New-ish to Linux. I have a few questions but it’s best if I dedicate each question to a single thread.

On Windows, I use Truecrypt.

Doesn’t work for FDE on Linux.

I am planning on using this tutorial to encrypt my Linux install on either Linux Mint or Elementary OS.

Anyone know if it will work? And whether or not I can trust that it doesn’t have back doors?

Also, any tips for me before I get started on encrypting it? And how would I need to create the partitions? I have heard I can’t just partition a single partition as root and leave it at that, and I have to partition /boot separately as /boot doesn’t get encrypted. Is this true?

Btw why does the tutorial use “backup2” - what is backup2 for and why the 2?

Can you choose whichever name you want? A more appropriate one would be “LinuxInstallation” for example.

And no offense intended to the moderators but why is every single post of mine being approved first? It’ll take ages this way for me to get support.

Once one of your posts is approved your others won’t require it … it’s just FIRST post approval that was stalling your posts.

Currently I’m having interweb connection issues, which is why it’s taken me a while to get aroung to approval … sorry about that, but it’s beyond my control … ever tried to get Sky off their asses to fix a line issue, they’ll have you running around like an idiot trying to prove it’s your kit before they’ll do anything ::slight_smile:

Full disk encryption - Personally I can’t see the point,it can cause MAJOR headaches with problem solving, and does it really matter if someone can discover what apps you have installed ? … surely as long as your USER data is encrypted so it’s unreadable by anyone that gains physical access to your PC that’s enough … do you really need to encrypt the libreoffice binaries and such ?

Full disk encryption is quite useful for laptops, or if you leave your workstation in an insecure location … open plan office and the like. Encrypting /home/user is Ok for documents, but if your machine is on a secure VPN for example, the configs for that will be outside of /home, and really if someone nick’s your machine, exposed VPN keys (etc) are a bit of a risk.

If you install Ubuntu workstation from scratch, full disk encryption is a standard option. I run it on my laptop, you take a performance hit, but apart from that it works fine.

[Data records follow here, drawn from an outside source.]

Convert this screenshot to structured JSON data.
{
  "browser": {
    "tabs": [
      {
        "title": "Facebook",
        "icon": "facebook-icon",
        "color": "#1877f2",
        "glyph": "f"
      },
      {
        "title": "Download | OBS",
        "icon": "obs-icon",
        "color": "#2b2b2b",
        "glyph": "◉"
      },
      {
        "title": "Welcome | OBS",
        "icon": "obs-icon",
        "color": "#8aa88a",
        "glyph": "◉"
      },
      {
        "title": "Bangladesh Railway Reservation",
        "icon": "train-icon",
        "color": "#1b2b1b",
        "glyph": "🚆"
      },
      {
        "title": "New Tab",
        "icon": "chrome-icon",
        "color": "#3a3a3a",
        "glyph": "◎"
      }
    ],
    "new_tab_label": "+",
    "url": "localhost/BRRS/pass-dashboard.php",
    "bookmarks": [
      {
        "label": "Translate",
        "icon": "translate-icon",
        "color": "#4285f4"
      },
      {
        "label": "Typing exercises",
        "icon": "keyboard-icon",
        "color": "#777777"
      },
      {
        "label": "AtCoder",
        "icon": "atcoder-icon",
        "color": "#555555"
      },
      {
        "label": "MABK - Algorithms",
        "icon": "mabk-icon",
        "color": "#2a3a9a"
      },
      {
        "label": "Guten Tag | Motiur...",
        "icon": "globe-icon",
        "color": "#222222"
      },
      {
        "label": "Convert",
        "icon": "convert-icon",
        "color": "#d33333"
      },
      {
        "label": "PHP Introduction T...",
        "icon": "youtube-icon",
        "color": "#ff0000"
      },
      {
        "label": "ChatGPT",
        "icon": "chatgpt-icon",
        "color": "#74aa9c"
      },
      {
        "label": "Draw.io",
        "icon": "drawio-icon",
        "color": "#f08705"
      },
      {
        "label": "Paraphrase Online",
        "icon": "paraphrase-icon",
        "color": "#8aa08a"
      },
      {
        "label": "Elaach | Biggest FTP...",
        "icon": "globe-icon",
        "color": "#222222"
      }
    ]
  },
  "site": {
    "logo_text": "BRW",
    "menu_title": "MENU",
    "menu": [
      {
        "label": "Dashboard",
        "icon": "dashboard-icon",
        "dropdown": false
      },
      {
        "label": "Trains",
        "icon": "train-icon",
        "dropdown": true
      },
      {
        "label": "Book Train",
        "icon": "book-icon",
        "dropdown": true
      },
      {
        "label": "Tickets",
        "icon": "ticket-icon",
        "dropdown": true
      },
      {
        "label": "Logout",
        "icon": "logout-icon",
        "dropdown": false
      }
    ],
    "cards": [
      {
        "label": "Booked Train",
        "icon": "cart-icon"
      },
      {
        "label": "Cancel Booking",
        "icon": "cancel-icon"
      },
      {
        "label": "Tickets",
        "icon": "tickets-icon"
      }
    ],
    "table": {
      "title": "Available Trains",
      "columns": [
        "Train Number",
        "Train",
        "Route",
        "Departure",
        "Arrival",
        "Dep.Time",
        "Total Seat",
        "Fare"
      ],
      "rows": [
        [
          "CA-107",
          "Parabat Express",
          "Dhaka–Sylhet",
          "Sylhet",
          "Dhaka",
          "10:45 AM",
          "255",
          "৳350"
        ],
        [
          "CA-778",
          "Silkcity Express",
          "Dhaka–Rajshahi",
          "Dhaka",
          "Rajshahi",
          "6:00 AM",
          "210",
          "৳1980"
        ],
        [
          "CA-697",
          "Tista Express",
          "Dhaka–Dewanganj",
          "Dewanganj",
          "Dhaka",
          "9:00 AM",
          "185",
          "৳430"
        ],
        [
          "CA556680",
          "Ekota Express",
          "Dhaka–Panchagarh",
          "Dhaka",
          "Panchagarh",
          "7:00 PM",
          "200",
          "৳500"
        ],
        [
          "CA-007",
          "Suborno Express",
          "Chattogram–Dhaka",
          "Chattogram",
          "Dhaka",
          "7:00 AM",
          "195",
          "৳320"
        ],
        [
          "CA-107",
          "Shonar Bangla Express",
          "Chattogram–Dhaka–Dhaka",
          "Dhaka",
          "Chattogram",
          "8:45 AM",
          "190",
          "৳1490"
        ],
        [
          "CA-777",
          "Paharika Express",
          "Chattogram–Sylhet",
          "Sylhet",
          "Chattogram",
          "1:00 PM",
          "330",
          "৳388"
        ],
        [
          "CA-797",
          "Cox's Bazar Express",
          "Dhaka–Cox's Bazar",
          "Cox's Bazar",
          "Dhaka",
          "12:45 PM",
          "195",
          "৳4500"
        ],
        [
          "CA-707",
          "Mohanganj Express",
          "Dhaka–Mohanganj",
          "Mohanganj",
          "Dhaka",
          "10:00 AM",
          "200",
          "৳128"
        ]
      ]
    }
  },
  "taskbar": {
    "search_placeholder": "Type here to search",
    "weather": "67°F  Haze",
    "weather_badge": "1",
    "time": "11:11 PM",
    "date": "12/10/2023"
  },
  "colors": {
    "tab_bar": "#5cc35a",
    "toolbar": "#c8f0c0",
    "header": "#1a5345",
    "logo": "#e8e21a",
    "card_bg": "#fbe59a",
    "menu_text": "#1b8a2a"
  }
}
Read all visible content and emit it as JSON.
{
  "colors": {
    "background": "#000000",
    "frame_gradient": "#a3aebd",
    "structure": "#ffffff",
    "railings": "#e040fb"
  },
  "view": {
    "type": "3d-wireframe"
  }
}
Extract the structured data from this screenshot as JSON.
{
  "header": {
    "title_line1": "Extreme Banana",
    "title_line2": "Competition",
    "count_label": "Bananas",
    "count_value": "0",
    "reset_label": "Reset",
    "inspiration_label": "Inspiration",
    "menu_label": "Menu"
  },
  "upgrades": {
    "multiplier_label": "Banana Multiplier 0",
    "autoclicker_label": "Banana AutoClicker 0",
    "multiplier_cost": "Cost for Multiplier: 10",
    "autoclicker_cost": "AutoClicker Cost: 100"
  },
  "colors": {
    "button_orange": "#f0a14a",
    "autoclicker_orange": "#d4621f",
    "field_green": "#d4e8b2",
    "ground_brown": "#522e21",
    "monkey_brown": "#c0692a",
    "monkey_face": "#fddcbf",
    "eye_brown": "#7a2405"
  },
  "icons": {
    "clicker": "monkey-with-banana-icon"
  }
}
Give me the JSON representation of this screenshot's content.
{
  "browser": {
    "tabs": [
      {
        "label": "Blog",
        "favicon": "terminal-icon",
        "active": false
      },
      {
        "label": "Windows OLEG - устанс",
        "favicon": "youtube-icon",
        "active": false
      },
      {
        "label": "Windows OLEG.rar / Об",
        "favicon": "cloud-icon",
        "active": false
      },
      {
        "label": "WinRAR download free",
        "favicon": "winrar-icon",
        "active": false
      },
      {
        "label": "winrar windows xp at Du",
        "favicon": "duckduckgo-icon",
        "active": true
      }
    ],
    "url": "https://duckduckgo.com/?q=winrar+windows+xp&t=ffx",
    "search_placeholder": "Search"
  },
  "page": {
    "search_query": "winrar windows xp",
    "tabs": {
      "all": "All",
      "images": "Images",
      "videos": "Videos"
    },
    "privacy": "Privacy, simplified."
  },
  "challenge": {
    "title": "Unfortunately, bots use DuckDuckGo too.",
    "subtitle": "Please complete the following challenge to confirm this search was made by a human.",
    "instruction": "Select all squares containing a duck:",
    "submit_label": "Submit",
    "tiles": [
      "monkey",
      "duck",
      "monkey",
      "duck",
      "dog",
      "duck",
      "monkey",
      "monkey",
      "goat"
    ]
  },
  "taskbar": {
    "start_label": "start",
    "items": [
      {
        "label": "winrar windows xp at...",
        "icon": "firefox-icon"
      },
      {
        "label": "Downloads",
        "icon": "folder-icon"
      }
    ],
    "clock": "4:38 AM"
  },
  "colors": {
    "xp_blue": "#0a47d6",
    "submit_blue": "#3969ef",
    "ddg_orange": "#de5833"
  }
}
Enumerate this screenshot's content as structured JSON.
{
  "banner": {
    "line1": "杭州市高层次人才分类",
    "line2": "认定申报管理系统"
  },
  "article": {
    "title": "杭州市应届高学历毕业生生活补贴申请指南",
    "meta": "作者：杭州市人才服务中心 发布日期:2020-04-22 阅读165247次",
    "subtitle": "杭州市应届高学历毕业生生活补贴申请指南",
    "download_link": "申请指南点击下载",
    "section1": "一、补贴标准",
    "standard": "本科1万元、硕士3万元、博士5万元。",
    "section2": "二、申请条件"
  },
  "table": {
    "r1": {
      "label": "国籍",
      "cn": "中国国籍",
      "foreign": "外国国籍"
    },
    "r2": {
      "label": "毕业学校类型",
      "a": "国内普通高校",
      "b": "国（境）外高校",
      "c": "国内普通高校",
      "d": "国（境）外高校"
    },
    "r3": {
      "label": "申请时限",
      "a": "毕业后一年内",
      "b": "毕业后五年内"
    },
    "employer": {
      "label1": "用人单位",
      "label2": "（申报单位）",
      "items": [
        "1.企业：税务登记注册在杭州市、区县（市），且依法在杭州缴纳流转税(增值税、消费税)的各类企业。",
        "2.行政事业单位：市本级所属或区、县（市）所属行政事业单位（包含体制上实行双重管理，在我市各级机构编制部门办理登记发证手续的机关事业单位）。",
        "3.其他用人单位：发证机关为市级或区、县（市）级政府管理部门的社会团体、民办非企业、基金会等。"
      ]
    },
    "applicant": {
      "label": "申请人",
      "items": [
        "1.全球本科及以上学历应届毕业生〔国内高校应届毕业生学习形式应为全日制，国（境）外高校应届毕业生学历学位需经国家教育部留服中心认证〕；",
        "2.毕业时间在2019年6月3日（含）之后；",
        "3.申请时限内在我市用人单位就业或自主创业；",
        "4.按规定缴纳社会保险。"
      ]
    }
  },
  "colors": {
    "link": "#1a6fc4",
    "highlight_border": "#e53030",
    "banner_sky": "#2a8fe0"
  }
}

In terms of back-doors, if there were any “known” back-doors, they would have been fixed (!) , but if you’re worried, you (as many security researchers before you) can go through the source code and check if you wish … :slight_smile:

I’d still be more inclined to do something like put the VPN configs in my home folder, symlink to them, and if necessary restart the VPN after the encrypted home is mounted … sure there are scenarios where FDE may be the easier/better option, but if/where possible (and that includes the majority of non-business machines) I’d go out of my way to avoid it.

Maybe it’s a personal thing but I hate taking a performance hit unless it’s 100% necessary … and I’m personally not inclined to make system troubleshooting/fixing any harder than necessary.

A "vaguely"similar discussion can be found here:

which was prompted by this article:

I’m kinda with Linus (now there’s a first) and the people in the comments section that suggest security is most often a secondary issue to usability/performance/stability … not to be ignored but neither a goal in its own right.

Sure, I’d agree with all that, however there are instances where relying on ‘everyone’ to get their config right, ensure that everything is symlinked into /home etc etc, isn’t really ‘safe’. For example I worked somewhere last year where full-disk encryption for all users (all users were obliged to work on laptops) was mandatory. Given what people needed to keep on their laptops for the work they were doing, albeit I really didn’t want the performance overhead, I could sort of see why they insisted on it … and I must admit if I were them, I’d have insisted too …

Just out of interest, iOS also has a full-disk encryption option as a standard feature … dunno about Windows (?)